Problem description: From the entries below, determine the number of lines that contain "text". Give that number by itself.

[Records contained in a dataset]
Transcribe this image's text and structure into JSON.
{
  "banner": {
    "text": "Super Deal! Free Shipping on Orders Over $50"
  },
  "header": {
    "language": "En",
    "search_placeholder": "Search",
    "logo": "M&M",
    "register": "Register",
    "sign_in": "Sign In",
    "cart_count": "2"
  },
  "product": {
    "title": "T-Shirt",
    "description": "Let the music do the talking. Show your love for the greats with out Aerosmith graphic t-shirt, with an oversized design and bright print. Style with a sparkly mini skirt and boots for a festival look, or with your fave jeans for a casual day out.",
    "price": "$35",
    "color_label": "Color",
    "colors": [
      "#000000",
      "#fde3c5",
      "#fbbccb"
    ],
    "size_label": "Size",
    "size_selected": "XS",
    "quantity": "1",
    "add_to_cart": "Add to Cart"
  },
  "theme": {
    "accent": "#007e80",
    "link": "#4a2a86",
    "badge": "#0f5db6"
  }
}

Response to the task: 2